So far, the Hollywood Chamber of Commerce has refused to remove Trump’s star, which is repeatedly vandalised, exasperating Horvath. “We’re tired of resources being spent on this,” she says. “The crisis of homelessness has hit our region hard. We could be spending those dollars actually caring for people and uplifting people.”
In his State of the State Address last February, Gavin Newsom made combatting homelessness California’s top priority. The governor called for investing $750m in a new housing fund, on top of $1.5bn the state has allocated to local governments to combat homelessness over the last two years.
Common threats and common sense
Democratic presidential candidate Joe Biden has pledged to invest $640bn over 10 years to expand the supply of affordable housing, and to provide vouchers to help people pay rent in California and other states. But at his rallies, President Trump has repeatedly bashed California politicians for the state’s homelessness problem. “It’s a shame. It’s a disgrace to our country,” he says. His administration has proposed cuts in the federal housing budget.
Charles Kesler, a California conservative who edits the Claremont Review of Books, says Trump’s attacks on California for homelessness are “part of his general reaction to the failure of blue-state policies”. Along with the president, he believes that homelessness in California reflects Democratic policies that have harmed the middle class, and that the strategy of building a green economy to reinvigorate the American Dream is fundamentally flawed.
“Green energy sounds great, but how many jobs is it actually going to produce and how reliable is the energy going to be,” Kesler says.
At the UN Climate Action Summit in New York last September, Governor Newsom pointed out that: “California is significantly outperforming the United States of America in GDP growth over a five-year period because of our environmental strategies.
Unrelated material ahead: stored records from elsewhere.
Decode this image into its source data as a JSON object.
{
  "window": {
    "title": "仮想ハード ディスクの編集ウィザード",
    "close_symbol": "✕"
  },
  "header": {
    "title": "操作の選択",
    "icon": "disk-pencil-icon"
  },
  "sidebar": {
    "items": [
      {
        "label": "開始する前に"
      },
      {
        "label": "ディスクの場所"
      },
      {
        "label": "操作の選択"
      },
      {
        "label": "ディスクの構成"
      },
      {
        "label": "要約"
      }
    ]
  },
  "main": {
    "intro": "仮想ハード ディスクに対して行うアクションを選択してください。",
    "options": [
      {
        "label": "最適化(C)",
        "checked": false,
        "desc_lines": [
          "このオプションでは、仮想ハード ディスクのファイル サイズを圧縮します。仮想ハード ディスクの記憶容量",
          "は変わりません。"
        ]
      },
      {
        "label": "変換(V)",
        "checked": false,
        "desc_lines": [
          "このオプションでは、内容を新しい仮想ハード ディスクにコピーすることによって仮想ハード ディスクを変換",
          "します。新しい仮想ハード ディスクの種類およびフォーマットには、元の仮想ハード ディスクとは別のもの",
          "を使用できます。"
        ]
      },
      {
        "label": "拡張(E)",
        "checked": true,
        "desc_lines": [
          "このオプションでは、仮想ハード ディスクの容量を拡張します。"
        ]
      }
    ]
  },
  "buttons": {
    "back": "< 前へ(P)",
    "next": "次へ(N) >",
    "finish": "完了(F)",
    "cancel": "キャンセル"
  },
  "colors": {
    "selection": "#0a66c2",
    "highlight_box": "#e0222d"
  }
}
Five to one – five to one, the number of clean energy jobs in the State of California versus fossil fuel jobs.”
Daniel Kammen, who founded the Renewable and Appropriate Energy Lab at the University of California, Berkeley adds that the state is ahead of schedule in meeting its energy needs from renewable sources, and is far along in building a green economy. “Across the United States right now, 35-40 percent of all investments in green tech flow through California,” he says.
The 2020 election in the United States is absolutely critical, because we know on the climate side that we have very few years left to get on an innovative green energy path.
Biden is following California’s lead, and promises to transition the US to a green economy. His plan calls for investing $2 trillion over the next four years, setting the US on a path to achieve a clean energy, net-zero emissions economy by 2050.
“The 2020 election in the United States is absolutely critical,” Kammen says, “because we know on the climate side that we have very few years left to get on an innovative green energy path.”
The importance of the coming poll is at least something both sides can agree on. Radio host Win Carpenter feels it is critical that Trump wins. “Mr Trump is at one point of the government and then we are at the other end. He’s fighting from that side, we’re fighting from this side,” he says.
Former Democratic governor Jerry Brown says the stakes in the 2020 election are climate change, social turmoil and the current pandemic.
“We’ve got to find a way to see the common threats. Certainly, the coronavirus is a common threat. Climate change is a common threat … all we need is some common sense in the minds of those people who are in charge.”